---------- DATA IN THIS EXERCISE ----------
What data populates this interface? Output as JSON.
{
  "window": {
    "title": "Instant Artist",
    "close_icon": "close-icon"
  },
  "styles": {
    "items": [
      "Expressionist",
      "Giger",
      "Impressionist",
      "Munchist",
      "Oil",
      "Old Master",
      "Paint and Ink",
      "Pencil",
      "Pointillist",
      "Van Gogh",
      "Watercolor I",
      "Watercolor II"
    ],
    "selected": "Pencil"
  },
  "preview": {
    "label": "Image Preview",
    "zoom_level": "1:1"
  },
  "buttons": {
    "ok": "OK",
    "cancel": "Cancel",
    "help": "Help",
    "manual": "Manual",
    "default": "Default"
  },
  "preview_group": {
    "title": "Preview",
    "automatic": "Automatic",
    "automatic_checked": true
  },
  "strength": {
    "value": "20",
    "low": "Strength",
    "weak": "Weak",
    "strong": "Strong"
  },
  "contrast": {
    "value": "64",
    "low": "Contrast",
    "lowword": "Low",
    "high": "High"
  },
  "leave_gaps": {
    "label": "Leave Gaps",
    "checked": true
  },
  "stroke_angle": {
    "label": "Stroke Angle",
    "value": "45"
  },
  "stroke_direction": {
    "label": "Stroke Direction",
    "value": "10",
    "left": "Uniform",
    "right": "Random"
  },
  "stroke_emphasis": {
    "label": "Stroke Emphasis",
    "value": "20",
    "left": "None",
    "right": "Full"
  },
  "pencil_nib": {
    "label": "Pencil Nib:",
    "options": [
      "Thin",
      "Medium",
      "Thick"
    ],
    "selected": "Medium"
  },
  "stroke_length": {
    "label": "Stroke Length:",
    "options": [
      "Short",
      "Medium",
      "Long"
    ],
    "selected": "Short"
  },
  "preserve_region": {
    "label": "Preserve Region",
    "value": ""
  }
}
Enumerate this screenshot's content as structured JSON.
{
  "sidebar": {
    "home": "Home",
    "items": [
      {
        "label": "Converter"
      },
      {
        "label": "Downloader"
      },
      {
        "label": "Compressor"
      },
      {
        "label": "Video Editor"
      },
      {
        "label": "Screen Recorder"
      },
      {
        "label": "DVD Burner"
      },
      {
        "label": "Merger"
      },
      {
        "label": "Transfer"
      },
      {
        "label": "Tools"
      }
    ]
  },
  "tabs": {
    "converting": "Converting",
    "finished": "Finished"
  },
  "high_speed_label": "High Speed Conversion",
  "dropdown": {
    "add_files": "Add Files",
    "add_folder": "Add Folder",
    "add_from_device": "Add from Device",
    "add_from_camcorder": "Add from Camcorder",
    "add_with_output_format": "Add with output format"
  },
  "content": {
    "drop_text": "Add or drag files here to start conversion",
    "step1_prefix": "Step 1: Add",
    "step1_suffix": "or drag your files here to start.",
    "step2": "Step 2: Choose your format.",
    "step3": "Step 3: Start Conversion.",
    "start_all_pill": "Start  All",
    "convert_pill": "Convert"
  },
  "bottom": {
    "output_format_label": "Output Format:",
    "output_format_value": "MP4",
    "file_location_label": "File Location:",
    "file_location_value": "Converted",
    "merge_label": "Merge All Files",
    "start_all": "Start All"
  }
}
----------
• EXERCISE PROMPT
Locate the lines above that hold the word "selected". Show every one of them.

• RESPONSE FOR THIS EXERCISE
    "selected": "Pencil"
    "selected": "Medium"
    "selected": "Short"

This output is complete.